The Enduring Power of this Beloved Snail Mail
By Chelsea Vincent
As everyone starts thinking about pie, shopping for lights, and thinking about the upcoming holidays, I find myself booking annual family photo sessions. And as much as that’s a pretty simple thing as a photographer, it brings a smile to my face.
Why? Because it means that holiday cards are still hanging in there.
Today, it feels a bit like digital, impersonal marketing has pervaded everything from our cell phones to our social media channels (looking at you, funnel systems). Or, on the flip side, it’s overly personal (how does my cell phone know I was talking about whiskey sours?).

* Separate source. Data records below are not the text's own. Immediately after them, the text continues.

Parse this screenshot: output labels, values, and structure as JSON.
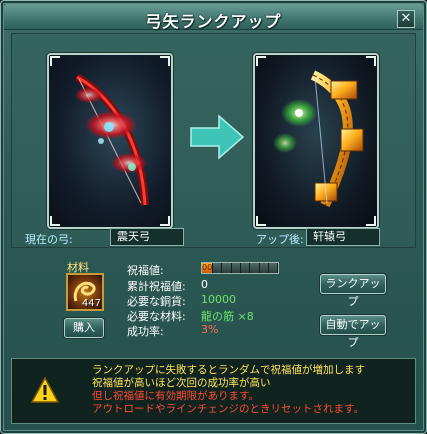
{
  "window": {
    "title": "弓矢ランクアップ",
    "close_symbol": "✕"
  },
  "current": {
    "label": "現在の弓:",
    "name": "震天弓",
    "image": "bow-red-flame"
  },
  "next": {
    "label": "アップ後:",
    "name": "轩辕弓",
    "image": "bow-golden-dragon"
  },
  "material": {
    "label": "材料",
    "count": "447",
    "buy_label": "購入"
  },
  "stats": {
    "blessing_label": "祝福値:",
    "blessing_filled": 1,
    "blessing_total": 8,
    "blessing_value_text": "00",
    "cumulative_label": "累計祝福値:",
    "cumulative_value": "0",
    "silver_label": "必要な銅貨:",
    "silver_value": "10000",
    "materials_label": "必要な材料:",
    "materials_value": "龍の筋 ×8",
    "success_label": "成功率:",
    "success_value": "3%"
  },
  "buttons": {
    "rankup": "ランクアップ",
    "auto_rankup": "自動でアップ"
  },
  "notice": {
    "lines": [
      "ランクアップに失敗するとランダムで祝福値が増加します",
      "祝福値が高いほど次回の成功率が高い",
      "但し祝福値に有効期限があります。",
      "アウトロードやラインチェンジのときリセットされます。"
    ]
  },
  "colors": {
    "accent": "#3fc4b8",
    "label": "#b9f0ff",
    "green": "#6fe46a",
    "red": "#ff6b54",
    "gold": "#ffe45a"
  }
}
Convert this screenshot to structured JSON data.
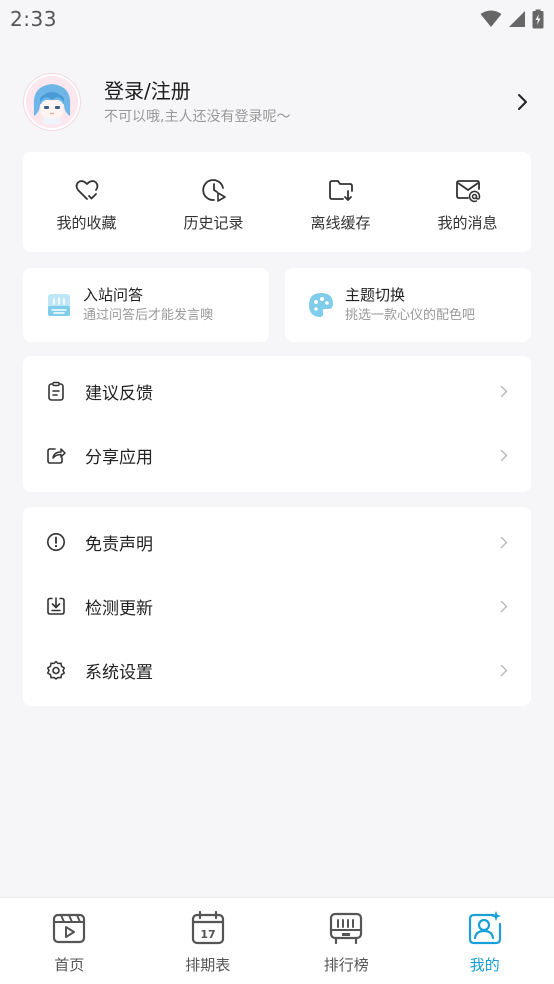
{
  "status_bar": {
    "time": "2:33"
  },
  "profile": {
    "title": "登录/注册",
    "subtitle": "不可以哦,主人还没有登录呢～"
  },
  "quick_actions": [
    {
      "label": "我的收藏",
      "icon": "heart-check-icon"
    },
    {
      "label": "历史记录",
      "icon": "clock-play-icon"
    },
    {
      "label": "离线缓存",
      "icon": "folder-download-icon"
    },
    {
      "label": "我的消息",
      "icon": "mail-at-icon"
    }
  ],
  "features": [
    {
      "title": "入站问答",
      "subtitle": "通过问答后才能发言噢",
      "icon": "quiz-icon"
    },
    {
      "title": "主题切换",
      "subtitle": "挑选一款心仪的配色吧",
      "icon": "palette-icon"
    }
  ],
  "menu_group_1": [
    {
      "label": "建议反馈",
      "icon": "clipboard-icon"
    },
    {
      "label": "分享应用",
      "icon": "share-icon"
    }
  ],
  "menu_group_2": [
    {
      "label": "免责声明",
      "icon": "info-circle-icon"
    },
    {
      "label": "检测更新",
      "icon": "download-box-icon"
    },
    {
      "label": "系统设置",
      "icon": "gear-icon"
    }
  ],
  "bottom_nav": [
    {
      "label": "首页",
      "icon": "video-home-icon",
      "active": false
    },
    {
      "label": "排期表",
      "icon": "calendar-17-icon",
      "active": false
    },
    {
      "label": "排行榜",
      "icon": "ranking-icon",
      "active": false
    },
    {
      "label": "我的",
      "icon": "profile-sparkle-icon",
      "active": true
    }
  ],
  "colors": {
    "accent": "#1a9fd8",
    "background": "#f6f6f8",
    "card": "#ffffff",
    "feature_icon": "#7fcdeb"
  },
  "calendar_day": "17"
}
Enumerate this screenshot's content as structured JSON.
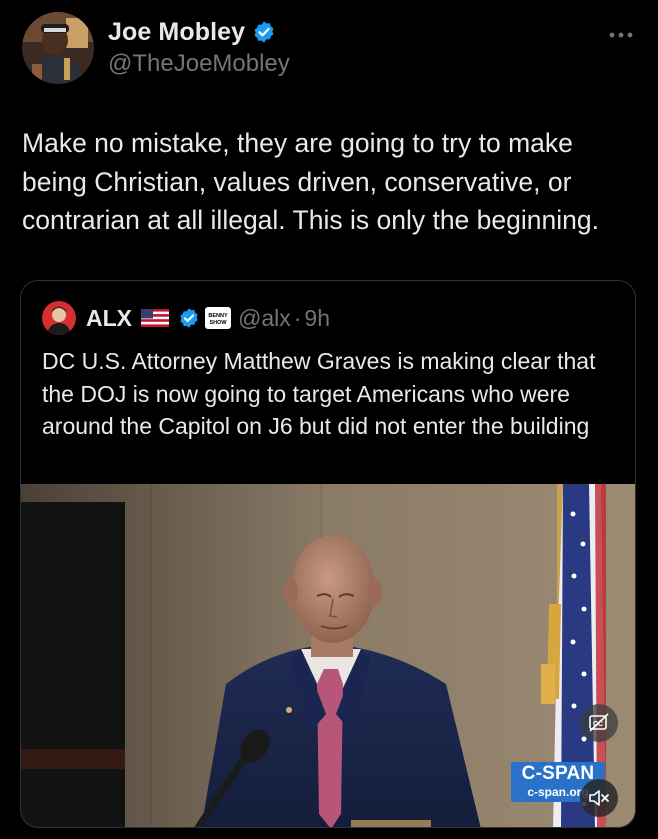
{
  "author": {
    "display_name": "Joe Mobley",
    "handle": "@TheJoeMobley",
    "verified_icon": "verified-badge-icon",
    "more_icon": "more-horizontal-icon"
  },
  "tweet": {
    "text": "Make no mistake, they are going to try to make being Christian, values driven, conservative, or contrarian at all illegal. This is only the beginning."
  },
  "quote": {
    "display_name": "ALX",
    "flag_icon": "us-flag-icon",
    "verified_icon": "verified-badge-icon",
    "affiliate_badge_text": "BENNY SHOW",
    "handle": "@alx",
    "separator": "·",
    "time": "9h",
    "text": "DC U.S. Attorney Matthew Graves is making clear that the DOJ is now going to target Americans who were around the Capitol on J6 but did not enter the building",
    "media": {
      "type": "video",
      "watermark_logo": "C-SPAN",
      "watermark_url": "c-span.org",
      "captions_icon": "captions-icon",
      "mute_icon": "volume-muted-icon"
    }
  },
  "colors": {
    "background": "#000000",
    "text_primary": "#e7e9ea",
    "text_secondary": "#71767b",
    "border": "#2f3336",
    "verified_blue": "#1d9bf0",
    "cspan_blue": "#2a72c9"
  }
}
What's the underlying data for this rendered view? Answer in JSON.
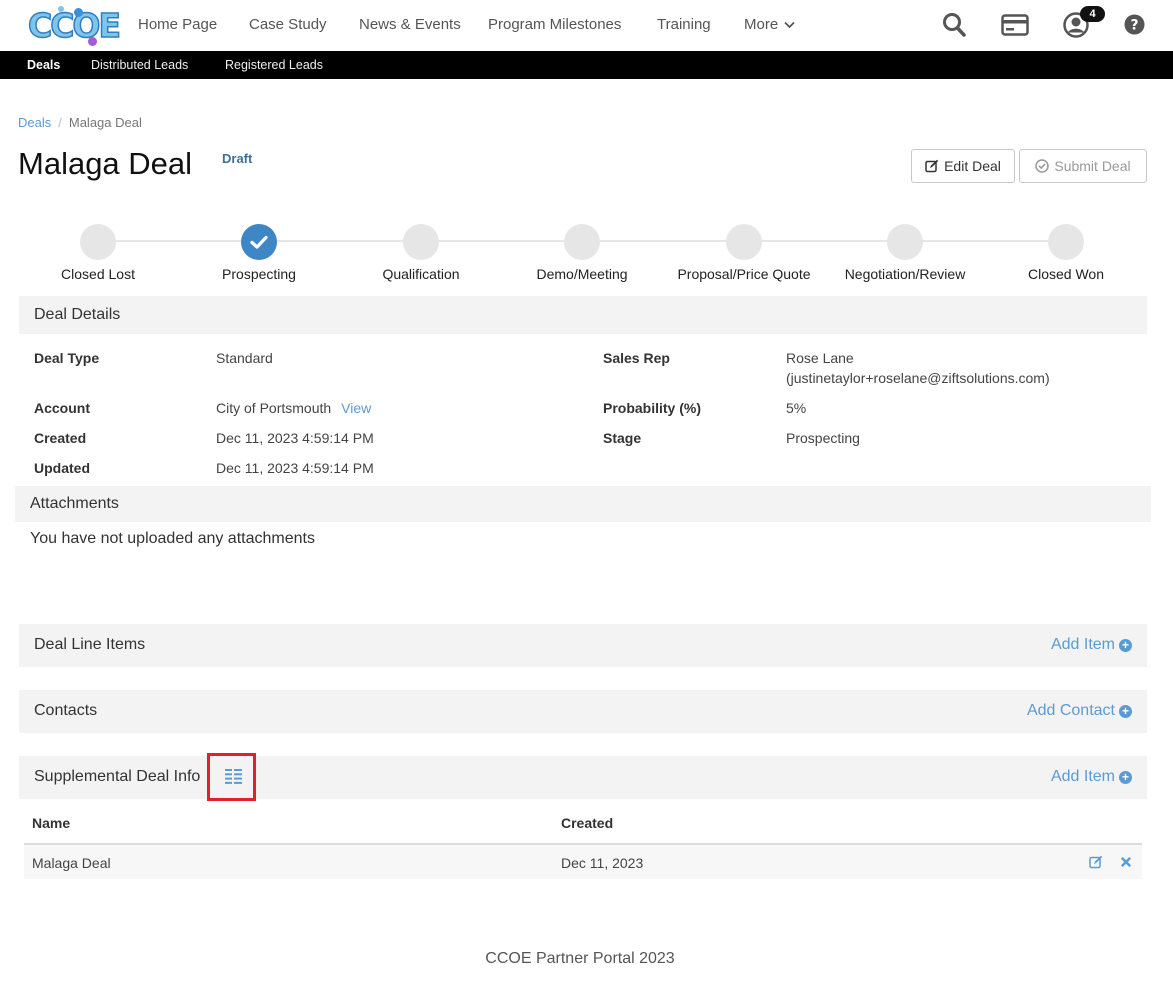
{
  "nav": {
    "logo_text": "CCOE",
    "links": [
      "Home Page",
      "Case Study",
      "News & Events",
      "Program Milestones",
      "Training",
      "More"
    ],
    "notification_count": "4",
    "icons": [
      "search-icon",
      "credit-card-icon",
      "user-icon",
      "help-icon"
    ]
  },
  "subnav": {
    "items": [
      "Deals",
      "Distributed Leads",
      "Registered Leads"
    ]
  },
  "breadcrumb": {
    "root": "Deals",
    "current": "Malaga Deal"
  },
  "page": {
    "title": "Malaga Deal",
    "status": "Draft",
    "edit_label": "Edit Deal",
    "submit_label": "Submit Deal"
  },
  "stages": [
    {
      "label": "Closed Lost",
      "done": false
    },
    {
      "label": "Prospecting",
      "done": true
    },
    {
      "label": "Qualification",
      "done": false
    },
    {
      "label": "Demo/Meeting",
      "done": false
    },
    {
      "label": "Proposal/Price Quote",
      "done": false
    },
    {
      "label": "Negotiation/Review",
      "done": false
    },
    {
      "label": "Closed Won",
      "done": false
    }
  ],
  "deal_details": {
    "title": "Deal Details",
    "deal_type_label": "Deal Type",
    "deal_type": "Standard",
    "account_label": "Account",
    "account": "City of Portsmouth",
    "account_view": "View",
    "created_label": "Created",
    "created": "Dec 11, 2023 4:59:14 PM",
    "updated_label": "Updated",
    "updated": "Dec 11, 2023 4:59:14 PM",
    "sales_rep_label": "Sales Rep",
    "sales_rep_name": "Rose Lane",
    "sales_rep_email": "(justinetaylor+roselane@ziftsolutions.com)",
    "probability_label": "Probability (%)",
    "probability": "5%",
    "stage_label": "Stage",
    "stage": "Prospecting"
  },
  "attachments": {
    "title": "Attachments",
    "empty_text": "You have not uploaded any attachments"
  },
  "line_items": {
    "title": "Deal Line Items",
    "action": "Add Item"
  },
  "contacts": {
    "title": "Contacts",
    "action": "Add Contact"
  },
  "supplemental": {
    "title": "Supplemental Deal Info",
    "action": "Add Item",
    "columns": [
      "Name",
      "Created"
    ],
    "rows": [
      {
        "name": "Malaga Deal",
        "created": "Dec 11, 2023"
      }
    ]
  },
  "footer": "CCOE Partner Portal 2023",
  "colors": {
    "accent": "#5b9bd5",
    "stage_done": "#3e86c5",
    "highlight": "#e0202a"
  }
}
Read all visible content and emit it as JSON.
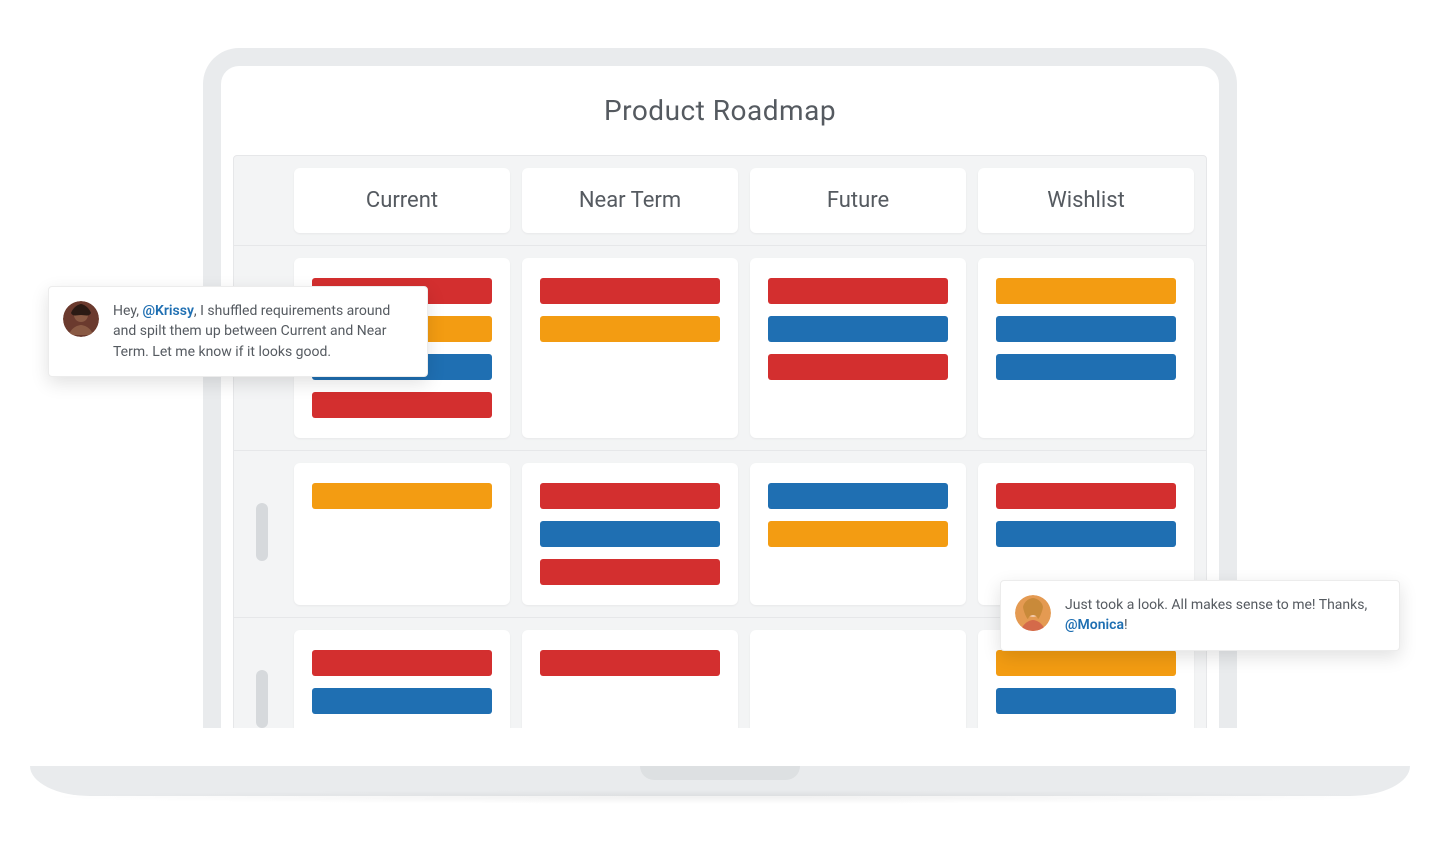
{
  "page": {
    "title": "Product Roadmap"
  },
  "columns": [
    "Current",
    "Near Term",
    "Future",
    "Wishlist"
  ],
  "workspaces": [
    {
      "cells": [
        [
          "red",
          "orange",
          "blue",
          "red"
        ],
        [
          "red",
          "orange"
        ],
        [
          "red",
          "blue",
          "red"
        ],
        [
          "orange",
          "blue",
          "blue"
        ]
      ]
    },
    {
      "cells": [
        [
          "orange"
        ],
        [
          "red",
          "blue",
          "red"
        ],
        [
          "blue",
          "orange"
        ],
        [
          "red",
          "blue"
        ]
      ]
    },
    {
      "cells": [
        [
          "red",
          "blue"
        ],
        [
          "red"
        ],
        [],
        [
          "orange",
          "blue"
        ]
      ]
    }
  ],
  "comments": {
    "left": {
      "text_before": "Hey, ",
      "mention": "@Krissy",
      "text_after": ", I shuffled requirements around and spilt them up between Current and Near Term. Let me know if it looks good."
    },
    "right": {
      "text_before": "Just took a look. All makes sense to me! Thanks, ",
      "mention": "@Monica",
      "text_after": "!"
    }
  },
  "colors": {
    "red": "#d32f2f",
    "orange": "#f39c12",
    "blue": "#1f6fb2"
  }
}
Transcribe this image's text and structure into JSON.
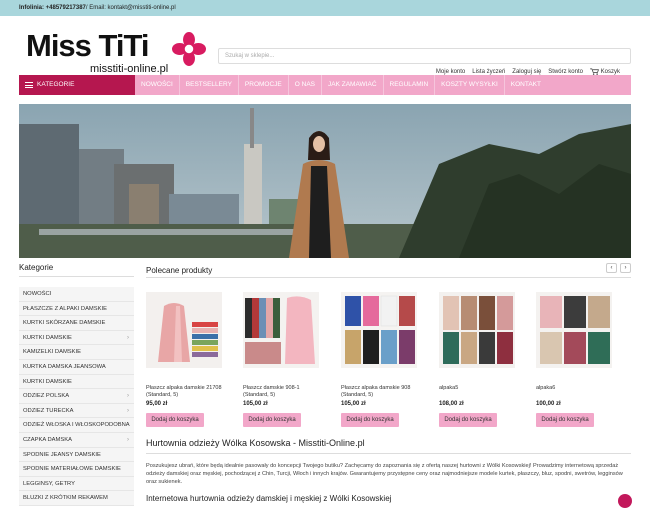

I get it – everyone wants to disseminate their “knowledge” or product with as many people as possible for as little time as possible. Thus, the evergreen e-courses and robocalls were born.
But every now and then, one object arrives in the mail which instantly reduces me to a five-year-old: a hand-written holiday card.
The sheer joy of seeing human writing, of reading a thoughtful message from someone special, of knowing they set aside the time to manifest this simple act of kindness – it’s lovely. And this, friends, is why holiday cards are not dead. We love the human connection and feeling special, and holiday cards allow us to do both for each other. No matter your religious affiliation or lack thereof, this singular gesture can change moods for the better.
The ability to connect with cards came about fairly recently. Holiday cards became a major part of American culture during the latter half of the nineteenth century, when the industrial revolution was in full swing. (It’s not so shocking that perhaps people then, whose lives had abruptly shifted away from agriculture and centralized extended families, were also missing some of that human connection.)
Methods of production have ranged from engraving to etching to painting, from linoleum cutting (wow) to embroidering to lithography, from macaroni art to finger painting and beyond. Today, whilst most cards are mass-produced in factories – which is ironic, to say the least – there are still some folks who manage to send out original cards. This may cost a few more dollars, but it completes the human connection piece.
Let’s say I want to send my dear friend Claire a card, to let her know she is on my mind this holiday season and to wish her good will. The act of purchasing a card from an artist is an act of good will on my own part. It’s like the concept that “food made with love tastes better.” So, too, do cards bought in that same fashion engender warmth and the triumph of the human spirit.
I was reminded this past summer in Bali that life is so much more than a dollar sign. Many westerners think about money only as a transactional instrument, but it is also a vote of confidence in support of friends and other people in our society. For this reason, I think we are starting to see a shift toward more makers’ goods.
So although your holiday season may be busy with work deadlines, travel, and corralling family members, take time to pause. Pull out some craft paper and paints to make some homemade cards. Or have a get-together with friends and make some holiday cards to send to deployed troops or local firefighters or nursing homes.
If you don’t have a day to make cards, invest a few extra bucks in cards which were made by an individual. Then, set aside a few hours, either with kiddos or simply yourself, to hand-write a few lines to those whom you love. Tell them what’s happening in life that brings you joy, or remind them how much they mean to you.
The truth is that life feels faster and faster. Slowing down to write a holiday card is a gift both to the recipient and to the sender (and it costs almost nothing). Yet when that mailbox opens, it can change the tone of an entire day or week.
Do you remember a favorite holiday card you’ve either received or given? Tell us about it below!